**Goal of the exercise:**
Take each line of the records below that contains the string "Buffer" and copy it.

**Raw data:**
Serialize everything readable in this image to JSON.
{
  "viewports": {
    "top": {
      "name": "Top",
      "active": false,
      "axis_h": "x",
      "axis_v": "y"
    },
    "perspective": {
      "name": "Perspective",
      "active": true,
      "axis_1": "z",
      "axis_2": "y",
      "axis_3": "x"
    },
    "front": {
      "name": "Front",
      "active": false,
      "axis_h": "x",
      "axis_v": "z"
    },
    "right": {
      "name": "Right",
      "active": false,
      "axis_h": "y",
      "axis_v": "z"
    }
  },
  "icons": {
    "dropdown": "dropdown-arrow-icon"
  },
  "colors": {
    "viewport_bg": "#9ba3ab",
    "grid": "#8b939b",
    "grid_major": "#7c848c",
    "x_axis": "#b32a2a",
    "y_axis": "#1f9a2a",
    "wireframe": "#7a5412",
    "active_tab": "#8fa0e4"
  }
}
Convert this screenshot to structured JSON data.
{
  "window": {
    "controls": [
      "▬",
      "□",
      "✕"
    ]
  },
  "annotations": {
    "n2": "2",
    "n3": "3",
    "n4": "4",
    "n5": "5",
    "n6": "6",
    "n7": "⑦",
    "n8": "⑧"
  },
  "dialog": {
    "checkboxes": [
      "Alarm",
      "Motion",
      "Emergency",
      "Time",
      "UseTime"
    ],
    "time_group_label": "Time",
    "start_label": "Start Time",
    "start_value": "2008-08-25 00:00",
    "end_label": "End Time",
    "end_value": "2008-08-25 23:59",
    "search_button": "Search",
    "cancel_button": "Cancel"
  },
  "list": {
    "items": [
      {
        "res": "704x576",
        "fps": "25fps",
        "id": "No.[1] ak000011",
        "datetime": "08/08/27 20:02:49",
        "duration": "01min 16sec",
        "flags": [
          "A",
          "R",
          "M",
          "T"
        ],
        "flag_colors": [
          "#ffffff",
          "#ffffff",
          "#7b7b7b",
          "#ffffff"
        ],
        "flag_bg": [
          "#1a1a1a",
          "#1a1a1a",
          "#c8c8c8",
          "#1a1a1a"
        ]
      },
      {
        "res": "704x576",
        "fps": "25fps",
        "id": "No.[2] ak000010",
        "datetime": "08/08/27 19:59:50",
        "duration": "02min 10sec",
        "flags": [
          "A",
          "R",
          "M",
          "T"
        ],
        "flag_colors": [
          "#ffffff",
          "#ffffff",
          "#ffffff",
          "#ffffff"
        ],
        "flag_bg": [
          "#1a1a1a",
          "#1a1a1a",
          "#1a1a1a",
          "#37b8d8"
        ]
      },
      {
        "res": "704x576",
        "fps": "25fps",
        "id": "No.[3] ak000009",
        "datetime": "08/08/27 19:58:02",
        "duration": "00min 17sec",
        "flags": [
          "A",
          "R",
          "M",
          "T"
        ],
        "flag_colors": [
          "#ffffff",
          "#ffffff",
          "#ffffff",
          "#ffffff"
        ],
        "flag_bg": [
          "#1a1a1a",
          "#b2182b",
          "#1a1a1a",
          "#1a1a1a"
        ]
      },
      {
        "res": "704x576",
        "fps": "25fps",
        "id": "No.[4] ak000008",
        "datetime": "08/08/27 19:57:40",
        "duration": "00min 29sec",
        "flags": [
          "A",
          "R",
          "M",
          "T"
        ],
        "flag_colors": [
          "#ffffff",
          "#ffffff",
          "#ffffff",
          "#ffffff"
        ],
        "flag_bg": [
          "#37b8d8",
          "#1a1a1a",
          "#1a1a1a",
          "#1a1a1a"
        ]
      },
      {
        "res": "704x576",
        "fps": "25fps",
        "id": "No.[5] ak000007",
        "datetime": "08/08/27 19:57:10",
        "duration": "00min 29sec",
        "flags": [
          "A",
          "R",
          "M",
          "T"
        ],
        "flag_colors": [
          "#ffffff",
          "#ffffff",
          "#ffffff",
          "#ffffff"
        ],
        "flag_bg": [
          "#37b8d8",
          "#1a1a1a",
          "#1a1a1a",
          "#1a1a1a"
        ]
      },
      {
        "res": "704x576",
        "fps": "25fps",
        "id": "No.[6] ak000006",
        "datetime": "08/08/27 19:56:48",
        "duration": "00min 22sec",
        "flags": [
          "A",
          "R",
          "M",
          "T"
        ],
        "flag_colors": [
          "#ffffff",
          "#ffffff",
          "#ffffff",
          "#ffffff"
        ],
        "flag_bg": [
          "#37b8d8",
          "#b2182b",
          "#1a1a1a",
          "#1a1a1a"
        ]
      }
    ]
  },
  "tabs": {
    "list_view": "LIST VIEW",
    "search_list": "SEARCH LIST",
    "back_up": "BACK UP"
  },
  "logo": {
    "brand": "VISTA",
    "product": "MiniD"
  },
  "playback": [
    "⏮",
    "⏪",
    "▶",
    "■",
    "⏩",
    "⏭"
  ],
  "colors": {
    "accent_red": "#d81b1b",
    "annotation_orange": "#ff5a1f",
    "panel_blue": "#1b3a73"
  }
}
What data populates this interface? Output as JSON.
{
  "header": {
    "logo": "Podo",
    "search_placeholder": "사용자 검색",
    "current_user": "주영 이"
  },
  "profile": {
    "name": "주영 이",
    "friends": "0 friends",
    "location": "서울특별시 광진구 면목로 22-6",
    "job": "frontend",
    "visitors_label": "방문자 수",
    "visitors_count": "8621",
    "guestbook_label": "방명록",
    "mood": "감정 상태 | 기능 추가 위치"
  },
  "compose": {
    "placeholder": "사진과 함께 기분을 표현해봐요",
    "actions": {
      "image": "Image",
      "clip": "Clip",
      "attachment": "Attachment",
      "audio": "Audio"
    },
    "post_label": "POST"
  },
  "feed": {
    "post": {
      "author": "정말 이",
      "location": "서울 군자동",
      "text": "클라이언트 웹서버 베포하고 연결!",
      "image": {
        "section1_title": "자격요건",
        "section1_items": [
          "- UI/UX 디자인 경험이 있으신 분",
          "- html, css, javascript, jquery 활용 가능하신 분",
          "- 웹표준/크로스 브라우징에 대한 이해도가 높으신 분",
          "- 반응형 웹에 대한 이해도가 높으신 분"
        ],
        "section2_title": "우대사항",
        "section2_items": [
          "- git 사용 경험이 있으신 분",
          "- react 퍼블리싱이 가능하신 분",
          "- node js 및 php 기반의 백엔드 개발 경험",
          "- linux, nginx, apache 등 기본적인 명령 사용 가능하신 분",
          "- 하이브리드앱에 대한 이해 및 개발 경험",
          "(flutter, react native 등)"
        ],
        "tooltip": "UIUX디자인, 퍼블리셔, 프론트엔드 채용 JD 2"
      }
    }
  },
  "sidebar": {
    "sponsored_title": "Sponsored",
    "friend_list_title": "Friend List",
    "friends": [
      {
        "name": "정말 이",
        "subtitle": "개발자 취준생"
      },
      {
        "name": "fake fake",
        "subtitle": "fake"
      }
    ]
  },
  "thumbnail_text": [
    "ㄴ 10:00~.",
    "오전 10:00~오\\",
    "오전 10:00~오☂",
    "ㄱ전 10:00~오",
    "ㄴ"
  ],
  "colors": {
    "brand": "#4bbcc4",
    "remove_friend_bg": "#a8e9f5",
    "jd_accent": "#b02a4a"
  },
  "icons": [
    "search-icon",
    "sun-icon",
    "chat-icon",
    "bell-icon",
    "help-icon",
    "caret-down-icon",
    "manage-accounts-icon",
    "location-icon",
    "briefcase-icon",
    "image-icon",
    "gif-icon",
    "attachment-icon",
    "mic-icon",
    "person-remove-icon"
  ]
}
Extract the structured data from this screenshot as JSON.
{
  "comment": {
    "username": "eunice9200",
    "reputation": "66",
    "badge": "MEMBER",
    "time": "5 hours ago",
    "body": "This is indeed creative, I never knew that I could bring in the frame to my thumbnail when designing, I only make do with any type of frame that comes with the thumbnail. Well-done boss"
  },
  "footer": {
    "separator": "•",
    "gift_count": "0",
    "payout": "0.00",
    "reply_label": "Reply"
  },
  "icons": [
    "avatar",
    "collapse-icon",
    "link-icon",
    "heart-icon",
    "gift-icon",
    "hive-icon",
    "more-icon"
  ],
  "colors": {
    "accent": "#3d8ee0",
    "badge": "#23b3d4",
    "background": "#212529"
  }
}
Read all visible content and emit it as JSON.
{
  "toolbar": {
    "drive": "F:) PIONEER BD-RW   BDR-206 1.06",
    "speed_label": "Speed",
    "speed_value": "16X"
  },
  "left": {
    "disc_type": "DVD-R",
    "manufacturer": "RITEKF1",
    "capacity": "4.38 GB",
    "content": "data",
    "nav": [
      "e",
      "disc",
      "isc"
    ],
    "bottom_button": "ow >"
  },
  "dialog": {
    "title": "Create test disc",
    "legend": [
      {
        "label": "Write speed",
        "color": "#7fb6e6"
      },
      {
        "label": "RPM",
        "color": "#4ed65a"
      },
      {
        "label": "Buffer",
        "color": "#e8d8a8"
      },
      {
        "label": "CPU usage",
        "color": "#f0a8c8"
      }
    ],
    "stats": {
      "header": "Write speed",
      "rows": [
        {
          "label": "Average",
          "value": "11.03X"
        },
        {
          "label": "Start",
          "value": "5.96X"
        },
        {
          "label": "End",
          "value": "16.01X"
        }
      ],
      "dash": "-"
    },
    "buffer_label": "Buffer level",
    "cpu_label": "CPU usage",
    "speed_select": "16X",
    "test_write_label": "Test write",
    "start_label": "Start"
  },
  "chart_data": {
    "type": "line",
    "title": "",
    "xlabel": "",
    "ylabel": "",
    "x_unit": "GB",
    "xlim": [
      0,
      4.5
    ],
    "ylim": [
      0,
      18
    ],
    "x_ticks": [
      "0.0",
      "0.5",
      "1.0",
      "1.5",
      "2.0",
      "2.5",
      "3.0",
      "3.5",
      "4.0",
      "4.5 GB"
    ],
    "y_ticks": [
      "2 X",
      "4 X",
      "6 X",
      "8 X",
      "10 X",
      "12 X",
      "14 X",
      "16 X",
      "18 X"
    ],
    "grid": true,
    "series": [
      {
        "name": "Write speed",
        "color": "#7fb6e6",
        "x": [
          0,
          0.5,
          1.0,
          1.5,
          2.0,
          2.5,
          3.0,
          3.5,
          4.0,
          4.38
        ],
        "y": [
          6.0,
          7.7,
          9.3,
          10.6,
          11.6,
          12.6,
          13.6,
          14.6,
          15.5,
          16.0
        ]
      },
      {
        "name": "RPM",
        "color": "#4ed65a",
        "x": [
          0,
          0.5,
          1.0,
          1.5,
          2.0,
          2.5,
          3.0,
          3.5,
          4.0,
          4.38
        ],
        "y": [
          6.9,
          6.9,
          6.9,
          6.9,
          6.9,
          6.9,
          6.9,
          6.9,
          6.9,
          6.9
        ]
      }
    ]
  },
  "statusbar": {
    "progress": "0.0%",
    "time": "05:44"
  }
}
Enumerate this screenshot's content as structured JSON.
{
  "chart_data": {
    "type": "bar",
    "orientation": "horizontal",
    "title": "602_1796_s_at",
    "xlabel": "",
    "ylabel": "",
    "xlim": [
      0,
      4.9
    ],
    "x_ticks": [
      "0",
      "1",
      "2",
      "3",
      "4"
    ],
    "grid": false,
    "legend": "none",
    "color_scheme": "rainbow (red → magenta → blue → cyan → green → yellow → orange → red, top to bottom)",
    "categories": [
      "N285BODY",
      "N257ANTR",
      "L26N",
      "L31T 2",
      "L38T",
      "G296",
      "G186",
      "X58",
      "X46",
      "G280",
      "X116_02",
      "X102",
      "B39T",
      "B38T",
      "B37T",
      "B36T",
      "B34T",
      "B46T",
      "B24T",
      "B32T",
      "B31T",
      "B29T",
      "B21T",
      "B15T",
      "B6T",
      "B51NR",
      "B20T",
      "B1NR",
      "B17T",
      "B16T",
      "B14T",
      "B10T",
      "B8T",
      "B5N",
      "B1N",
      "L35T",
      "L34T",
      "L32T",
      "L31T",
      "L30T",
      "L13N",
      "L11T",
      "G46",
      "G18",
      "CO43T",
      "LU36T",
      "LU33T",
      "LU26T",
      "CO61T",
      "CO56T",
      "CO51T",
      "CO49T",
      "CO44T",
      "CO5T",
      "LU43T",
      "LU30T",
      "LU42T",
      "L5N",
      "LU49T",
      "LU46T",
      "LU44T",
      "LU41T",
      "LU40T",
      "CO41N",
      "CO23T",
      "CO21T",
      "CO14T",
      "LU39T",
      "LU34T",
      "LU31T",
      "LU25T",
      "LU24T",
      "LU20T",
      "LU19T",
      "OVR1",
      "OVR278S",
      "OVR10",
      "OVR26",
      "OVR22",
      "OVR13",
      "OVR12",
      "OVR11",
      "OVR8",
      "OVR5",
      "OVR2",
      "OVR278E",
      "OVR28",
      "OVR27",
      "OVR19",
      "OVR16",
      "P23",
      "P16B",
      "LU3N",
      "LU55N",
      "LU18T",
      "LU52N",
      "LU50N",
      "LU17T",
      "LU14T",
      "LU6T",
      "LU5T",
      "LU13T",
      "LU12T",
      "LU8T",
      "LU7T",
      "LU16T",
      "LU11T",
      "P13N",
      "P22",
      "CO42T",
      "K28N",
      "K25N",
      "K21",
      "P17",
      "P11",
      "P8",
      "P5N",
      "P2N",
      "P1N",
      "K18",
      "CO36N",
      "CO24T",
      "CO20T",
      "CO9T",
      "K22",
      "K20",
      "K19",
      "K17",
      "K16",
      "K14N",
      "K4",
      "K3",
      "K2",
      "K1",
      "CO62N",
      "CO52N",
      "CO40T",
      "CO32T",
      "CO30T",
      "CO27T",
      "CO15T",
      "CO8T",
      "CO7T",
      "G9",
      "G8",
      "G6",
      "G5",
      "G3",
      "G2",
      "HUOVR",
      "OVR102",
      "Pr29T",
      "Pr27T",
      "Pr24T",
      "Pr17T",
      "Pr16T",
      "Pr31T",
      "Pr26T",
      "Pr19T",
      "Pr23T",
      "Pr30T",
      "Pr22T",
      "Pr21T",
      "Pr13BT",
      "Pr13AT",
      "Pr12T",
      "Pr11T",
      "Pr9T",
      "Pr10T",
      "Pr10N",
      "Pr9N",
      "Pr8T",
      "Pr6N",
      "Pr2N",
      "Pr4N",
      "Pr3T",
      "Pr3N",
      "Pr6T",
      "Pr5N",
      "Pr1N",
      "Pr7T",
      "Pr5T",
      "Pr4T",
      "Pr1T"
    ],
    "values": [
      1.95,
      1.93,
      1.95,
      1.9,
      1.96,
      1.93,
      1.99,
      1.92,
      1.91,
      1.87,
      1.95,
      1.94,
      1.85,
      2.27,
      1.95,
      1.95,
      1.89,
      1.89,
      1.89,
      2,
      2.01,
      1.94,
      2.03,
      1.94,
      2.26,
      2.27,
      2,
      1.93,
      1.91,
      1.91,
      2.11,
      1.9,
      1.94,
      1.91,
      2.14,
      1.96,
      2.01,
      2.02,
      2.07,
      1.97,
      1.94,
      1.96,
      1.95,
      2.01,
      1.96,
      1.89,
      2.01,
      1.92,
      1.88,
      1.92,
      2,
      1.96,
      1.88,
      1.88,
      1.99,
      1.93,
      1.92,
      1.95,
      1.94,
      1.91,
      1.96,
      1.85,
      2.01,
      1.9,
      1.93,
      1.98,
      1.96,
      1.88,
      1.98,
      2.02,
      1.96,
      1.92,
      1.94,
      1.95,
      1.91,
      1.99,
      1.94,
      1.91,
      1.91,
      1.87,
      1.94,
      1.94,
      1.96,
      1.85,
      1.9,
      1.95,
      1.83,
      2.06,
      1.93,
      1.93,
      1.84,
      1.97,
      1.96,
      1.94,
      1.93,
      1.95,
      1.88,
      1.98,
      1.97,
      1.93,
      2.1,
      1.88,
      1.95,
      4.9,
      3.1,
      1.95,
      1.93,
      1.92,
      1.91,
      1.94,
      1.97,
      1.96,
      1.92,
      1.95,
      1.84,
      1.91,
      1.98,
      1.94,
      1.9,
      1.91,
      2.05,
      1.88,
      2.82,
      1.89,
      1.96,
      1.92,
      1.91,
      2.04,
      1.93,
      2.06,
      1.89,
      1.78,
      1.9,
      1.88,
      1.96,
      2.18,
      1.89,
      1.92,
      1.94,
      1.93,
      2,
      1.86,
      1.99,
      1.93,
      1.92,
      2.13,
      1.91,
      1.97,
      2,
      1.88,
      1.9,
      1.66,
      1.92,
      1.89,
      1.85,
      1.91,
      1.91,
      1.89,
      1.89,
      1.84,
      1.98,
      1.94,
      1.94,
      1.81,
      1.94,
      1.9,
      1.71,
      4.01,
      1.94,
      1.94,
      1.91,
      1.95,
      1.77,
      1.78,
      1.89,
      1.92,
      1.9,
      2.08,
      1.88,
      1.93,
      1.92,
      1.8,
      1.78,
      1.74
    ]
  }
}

**Exercise output:**
        "label": "Buffer",
    "buffer_label": "Buffer level",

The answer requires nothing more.